The army, meanwhile, offered an entirely different account. According to a military spokesperson, a Molotov cocktail was thrown at the jeep which resulted in the crash into a wall — and the “accident” in which Ghuneimat was hit and eventually killed.
“If this was true, if it was only an accident, why did they leave him to bleed for more than three hours? Why did they continue to prevent us from lifting up his body?” his father asked.
The family refused to have an autopsy performed, opting to bury Ghuneimat as soon as possible in a funeral procession that was attended by thousands of Palestinians from Kafr Malik and neighboring villages on Monday.
Bleeding for hours
The fact that no autopsy was carried out makes it difficult to independently verify whether Ghuneimat was indeed shot. But what was clear for the family and eyewitnesses was that Ghuneimat was left bleeding under the jeep for hours while the Israeli soldiers were jubilantly cheering.
“The soldiers were singing and cheering in the jeep while women were crying and trying to get closer to see the body,” Shurouq Hamayel, Ghuneimat’s cousin, who was at the scene, told The Electronic Intifada.
Sawsan Hamayel, Ghuneimat’s aunt, confirmed this account and added that the soldiers were “firing tear gas, sound bombs as well as live bullets in the air to disperse the gathering crowd.”
During the raid on Kafr Malik, Israeli soldiers detained a Palestinian man from the village of Silwad in the jeep. Though blindfolded, the man told the crowd that the soldiers kept saying “aim at him” before the jeep ran over Ghuneimat.
Iyad Ghuneimat, Abdallah’s father, said that a few minutes after the collision, the Israeli soldier kept asking Abdallah’s mother and grandfather: “Do you have anyone missing? Are you looking for someone?” while pointing to Ghuneimat’s home. For the father, this was an indication that they actually knew whom they hit.
Stains of blood and gasoline mark the wall where the Israeli jeep crashed.
For the three hours that followed the brutal killing, the villagers did not even know who the victim was and were physically prevented from reaching him.
Maha Hamayel says that Israeli soldiers beat Ghuneimat’s mother and kicked her away but she insisted on coming back.

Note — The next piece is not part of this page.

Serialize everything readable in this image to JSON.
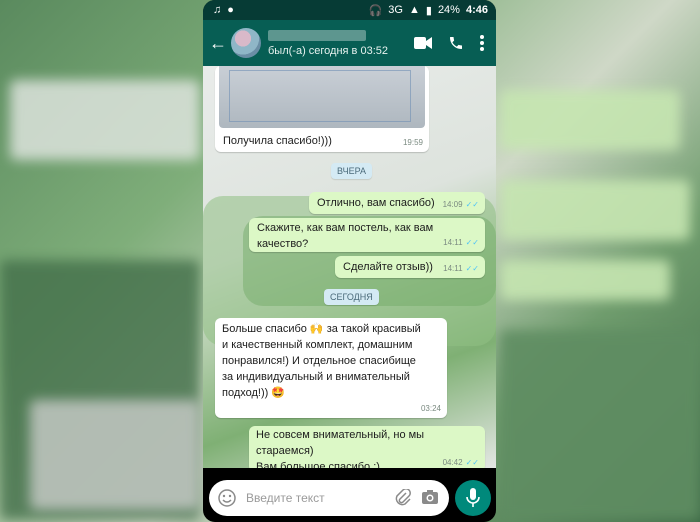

The first to identify Ghuneimat was his uncle Hikmat, owner of the chicken farm where Ghuneimat worked for the last few months. Before the Israeli army finally allowed them to recover the body and before paramedics were allowed to transfer Ghuneimat to the Ramallah hospital, Hikmat tried to dissuade his relatives from coming close. He said he was incapable of telling them the shocking truth about their loved one.
The paramedics, however, were too late as Ghuneimat was already dead by then.
“We were looking forward to spending Ramadan together,” said his aunt Maha.
“In the last two years, he was forced to spend Ramadan in prison. We had plans this year for him to spend the month together and to cook him all the dishes that he likes. But he was taken away from us forever,” she added.
Ghuneimat’s five-year-old sister Rahma was especially traumatized. She was very close to her brother, who used to spend his free time playing with her.
Rahma had hardly uttered a word since his death. Instead, she stands and sobs next to the wall where her brother was killed.
Abdallah Ghuneimat was dreaming of leading stable life and having a family of his own, his relatives say. Israel denied him all of that.